Certainly advertising budgets have been slashed across corporate America which is in part responsible for the overall decline.
Outside of corporate budget woes Lead Discovery has seen a huge increase in dishonest advertising. From "free grants" to "Google Cash" to straight up lies for Credit Card and Foreclosure relief. This reality has been supported in many conversations I have had with my peers in the lead generation space.
It's an easy game for dishonest marketers to succeed at. If you publish a completely sensational and dishonest text ad it will be clicked on more often than its comparatively boring and honest neighbors. This results in a high CTR on networks like Adwords, Yahoo and Adcenter as well as a lower CPC. And if they lie on their ads there is little doubt their landing pages are just as misleading. Unfortunately, Google and the like will not monitor nor punish deceptive advertising. I don't believe they are ignoring it simply to make more money, but instead they are pushing it off because it is a slippery slope to making them a de facto arbiter of what is false and deceptive advertising. Or putting them in a position to have to legally defend each and every business they approve to run ads on their network. Leave that to the FTC they say.
In the mean time, companies like ours are getting penalized for telling the truth and putting forth honest marketing campaigns. Slowly we have pulled out of the CTR based PPC space opting for other methods of advertising where we can pay for placement, or have a longer ad to distinguish our marketing message from the scammers.

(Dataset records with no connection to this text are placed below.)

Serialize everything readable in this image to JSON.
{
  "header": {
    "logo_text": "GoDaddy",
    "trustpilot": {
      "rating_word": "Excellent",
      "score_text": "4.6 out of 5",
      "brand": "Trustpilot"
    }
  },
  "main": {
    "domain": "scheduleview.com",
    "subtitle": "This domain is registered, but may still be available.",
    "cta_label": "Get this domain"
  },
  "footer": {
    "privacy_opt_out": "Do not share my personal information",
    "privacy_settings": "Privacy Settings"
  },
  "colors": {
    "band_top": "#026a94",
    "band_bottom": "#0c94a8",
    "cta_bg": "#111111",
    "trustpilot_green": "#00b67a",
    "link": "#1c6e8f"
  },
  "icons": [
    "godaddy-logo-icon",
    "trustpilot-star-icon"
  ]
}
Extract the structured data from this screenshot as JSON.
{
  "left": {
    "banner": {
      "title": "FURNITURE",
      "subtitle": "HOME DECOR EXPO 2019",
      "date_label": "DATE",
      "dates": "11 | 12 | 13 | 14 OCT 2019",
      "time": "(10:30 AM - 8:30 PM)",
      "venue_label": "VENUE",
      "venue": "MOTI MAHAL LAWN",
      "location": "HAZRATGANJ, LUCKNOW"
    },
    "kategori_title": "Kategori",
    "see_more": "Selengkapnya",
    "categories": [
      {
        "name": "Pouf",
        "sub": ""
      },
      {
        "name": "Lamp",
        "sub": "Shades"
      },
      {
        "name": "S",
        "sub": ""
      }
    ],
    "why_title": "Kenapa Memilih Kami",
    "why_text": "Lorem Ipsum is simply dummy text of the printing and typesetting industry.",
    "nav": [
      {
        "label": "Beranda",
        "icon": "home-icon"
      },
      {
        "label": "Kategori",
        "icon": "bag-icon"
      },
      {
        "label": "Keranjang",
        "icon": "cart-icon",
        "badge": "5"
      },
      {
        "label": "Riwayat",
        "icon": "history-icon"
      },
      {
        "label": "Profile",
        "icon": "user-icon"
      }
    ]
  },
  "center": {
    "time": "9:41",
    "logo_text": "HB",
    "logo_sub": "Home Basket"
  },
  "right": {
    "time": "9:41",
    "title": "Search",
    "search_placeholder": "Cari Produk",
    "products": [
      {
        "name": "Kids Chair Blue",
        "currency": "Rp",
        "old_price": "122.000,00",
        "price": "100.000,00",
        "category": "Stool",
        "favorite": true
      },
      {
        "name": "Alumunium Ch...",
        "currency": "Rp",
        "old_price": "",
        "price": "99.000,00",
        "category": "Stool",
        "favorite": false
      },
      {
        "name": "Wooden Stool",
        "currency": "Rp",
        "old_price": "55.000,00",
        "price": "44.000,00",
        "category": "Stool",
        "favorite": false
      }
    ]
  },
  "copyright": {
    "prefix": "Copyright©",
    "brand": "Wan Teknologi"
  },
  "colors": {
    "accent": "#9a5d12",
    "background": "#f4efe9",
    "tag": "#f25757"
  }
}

The economy may be having a significant impact on overall online ad spend, however deceptive advertising, click fraud and trademark infringement will continue to erode marketer's confidence in SEM until the SE's muster up the courage to take action against it.